WHAT YOU NEED TO DO. Exact repetition, pictures omitted: give every record below again.

GIVEN INFORMATION.
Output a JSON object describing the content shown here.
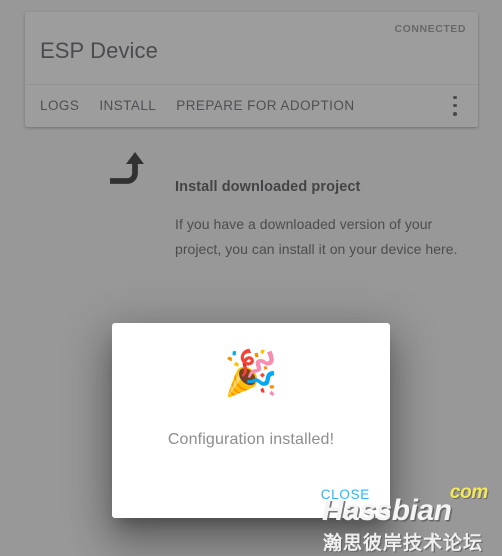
{
  "device_card": {
    "title": "ESP Device",
    "status": "CONNECTED",
    "tabs": [
      {
        "label": "LOGS"
      },
      {
        "label": "INSTALL"
      },
      {
        "label": "PREPARE FOR ADOPTION"
      }
    ],
    "overflow_icon": "more-vert-icon"
  },
  "install_section": {
    "icon": "turn-up-left-arrow-icon",
    "heading": "Install downloaded project",
    "body": "If you have a downloaded version of your project, you can install it on your device here."
  },
  "dialog": {
    "emoji": "🎉",
    "emoji_name": "party-popper-icon",
    "message": "Configuration installed!",
    "close_label": "CLOSE"
  },
  "watermark": {
    "suffix": "com",
    "name": "Hassbian",
    "subtitle": "瀚思彼岸技术论坛"
  },
  "colors": {
    "page_background": "#b0b0b0",
    "card_background": "#b9b9b9",
    "accent_link": "#29b6f6",
    "dialog_background": "#ffffff",
    "message_text": "#8d8d8d",
    "watermark_accent": "#f2e85a"
  }
}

YOUR RESPONSE.
Output a JSON object describing the content shown here.
{
  "device_card": {
    "title": "ESP Device",
    "status": "CONNECTED",
    "tabs": [
      {
        "label": "LOGS"
      },
      {
        "label": "INSTALL"
      },
      {
        "label": "PREPARE FOR ADOPTION"
      }
    ],
    "overflow_icon": "more-vert-icon"
  },
  "install_section": {
    "icon": "turn-up-left-arrow-icon",
    "heading": "Install downloaded project",
    "body": "If you have a downloaded version of your project, you can install it on your device here."
  },
  "dialog": {
    "emoji": "🎉",
    "emoji_name": "party-popper-icon",
    "message": "Configuration installed!",
    "close_label": "CLOSE"
  },
  "watermark": {
    "suffix": "com",
    "name": "Hassbian",
    "subtitle": "瀚思彼岸技术论坛"
  },
  "colors": {
    "page_background": "#b0b0b0",
    "card_background": "#b9b9b9",
    "accent_link": "#29b6f6",
    "dialog_background": "#ffffff",
    "message_text": "#8d8d8d",
    "watermark_accent": "#f2e85a"
  }
}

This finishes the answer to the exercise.